realm of possibility).
A meteorologist on a mailing list I read posted this heads-up warning:
Right now it looks possible that Hurricane Isabel will strike the East Coast of the US in about a week. Anywhere north of FL is possible but right now NC is most likely although being such a strong storm, it can have significant effects all the way up the coast.
This is a good opportunity to mention the best storm-tracking Web site I've found in six years as a coastal Floridian: the hurricane news site of the Palm Beach Post. They keep changing the name and URL -- it's been Lowe's Storm 199x, Lowe's Storm 200x, GoPBI Storm Warning Central, and now Storm 2003 -- but it's worth finding again each year.
Thank you, Rogers! I'm in North Carolina and I can tell you that we don't want Isabel paying us a visit, no sir, you guys in Florida can have her. Thanks for the hurricane tracking URL, just what I was looking for.
Jennifer Martinez sends
Glad to help. Good luck in the Carolinas. The way these East Coast hurricanes seem to move, you get more of them than anyone.
I need to do a plug here for my organization. I work for the Navy's weather facility here in Jacksonville, and we have very detailed information on storms available all the time, including the ones you don't hear about on the news. This somewhat cheesy-looking page is the main Tropical information page produced by our folks in Norfolk. Along with my operations department, we're in the process of building a new locally-produced page on our site here in Jacksonville. We recently installed a new METOC data system that allows us to ingest tons of data from one bird, so as soon as I can get some networking stuff done and get the coding started, you'll see a nice information page right here in J'ville.

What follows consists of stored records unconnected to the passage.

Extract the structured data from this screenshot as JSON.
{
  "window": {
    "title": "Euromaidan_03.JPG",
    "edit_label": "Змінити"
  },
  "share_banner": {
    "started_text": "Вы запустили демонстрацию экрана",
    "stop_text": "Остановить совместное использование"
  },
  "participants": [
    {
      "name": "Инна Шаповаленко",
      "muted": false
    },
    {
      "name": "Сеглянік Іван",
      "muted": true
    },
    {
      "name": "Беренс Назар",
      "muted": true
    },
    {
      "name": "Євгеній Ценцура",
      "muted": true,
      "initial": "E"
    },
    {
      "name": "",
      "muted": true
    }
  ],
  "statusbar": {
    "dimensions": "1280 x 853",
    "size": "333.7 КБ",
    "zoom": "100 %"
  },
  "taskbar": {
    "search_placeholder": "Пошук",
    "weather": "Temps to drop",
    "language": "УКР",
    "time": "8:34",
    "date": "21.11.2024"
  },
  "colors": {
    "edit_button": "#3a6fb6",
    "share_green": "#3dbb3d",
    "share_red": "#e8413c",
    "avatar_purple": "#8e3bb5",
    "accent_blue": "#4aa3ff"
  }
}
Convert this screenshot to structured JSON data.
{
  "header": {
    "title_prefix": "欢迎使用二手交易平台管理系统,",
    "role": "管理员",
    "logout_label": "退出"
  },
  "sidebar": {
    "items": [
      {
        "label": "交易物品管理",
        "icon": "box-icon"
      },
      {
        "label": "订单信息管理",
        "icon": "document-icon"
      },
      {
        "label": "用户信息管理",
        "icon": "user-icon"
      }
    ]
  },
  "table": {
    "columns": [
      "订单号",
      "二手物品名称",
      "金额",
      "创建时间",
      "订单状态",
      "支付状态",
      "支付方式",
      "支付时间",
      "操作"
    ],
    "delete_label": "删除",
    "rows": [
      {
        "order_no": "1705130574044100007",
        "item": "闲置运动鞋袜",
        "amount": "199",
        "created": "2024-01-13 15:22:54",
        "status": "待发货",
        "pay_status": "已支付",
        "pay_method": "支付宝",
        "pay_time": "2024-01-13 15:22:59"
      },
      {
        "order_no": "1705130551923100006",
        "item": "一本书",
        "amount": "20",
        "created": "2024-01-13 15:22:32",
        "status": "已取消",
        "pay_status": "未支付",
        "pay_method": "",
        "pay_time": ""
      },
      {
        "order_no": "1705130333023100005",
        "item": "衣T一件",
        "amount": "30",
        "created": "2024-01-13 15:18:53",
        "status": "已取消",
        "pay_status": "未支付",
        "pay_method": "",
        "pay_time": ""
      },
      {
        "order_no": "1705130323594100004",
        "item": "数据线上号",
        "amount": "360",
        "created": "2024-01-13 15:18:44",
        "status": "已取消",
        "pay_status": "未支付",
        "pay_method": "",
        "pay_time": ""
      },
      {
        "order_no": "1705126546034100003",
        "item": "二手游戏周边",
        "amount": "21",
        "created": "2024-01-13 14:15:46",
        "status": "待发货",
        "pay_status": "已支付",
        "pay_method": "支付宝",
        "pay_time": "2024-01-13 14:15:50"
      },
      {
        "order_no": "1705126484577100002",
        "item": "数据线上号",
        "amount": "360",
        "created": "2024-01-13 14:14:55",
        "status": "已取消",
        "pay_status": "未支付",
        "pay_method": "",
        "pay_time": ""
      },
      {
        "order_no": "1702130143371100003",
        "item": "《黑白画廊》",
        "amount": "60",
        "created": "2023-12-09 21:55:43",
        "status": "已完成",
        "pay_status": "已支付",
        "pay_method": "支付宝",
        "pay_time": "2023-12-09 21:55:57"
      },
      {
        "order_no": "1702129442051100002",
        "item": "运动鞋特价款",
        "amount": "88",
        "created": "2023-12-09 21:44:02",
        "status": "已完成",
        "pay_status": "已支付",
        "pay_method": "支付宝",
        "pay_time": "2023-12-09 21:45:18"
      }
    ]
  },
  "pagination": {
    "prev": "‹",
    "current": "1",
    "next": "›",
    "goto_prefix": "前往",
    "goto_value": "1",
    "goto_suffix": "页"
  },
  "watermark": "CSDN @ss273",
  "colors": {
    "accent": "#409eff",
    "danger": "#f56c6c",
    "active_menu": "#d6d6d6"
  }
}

As for Isabel, the current discussion text on the storm from NHC is encouraging. She appears to be weakening to some degree, and there are atmospheric conditions that may weaken her further and might even carry her out to sea. The entire track prediction is based on models, and they're often educated computer-generated guesses based on history. They tend to be pretty accurate, so you can't discount them. But, these storms can be unpredictable, so everyone on the east coast needs to be vigilant. Especially north of Georgia.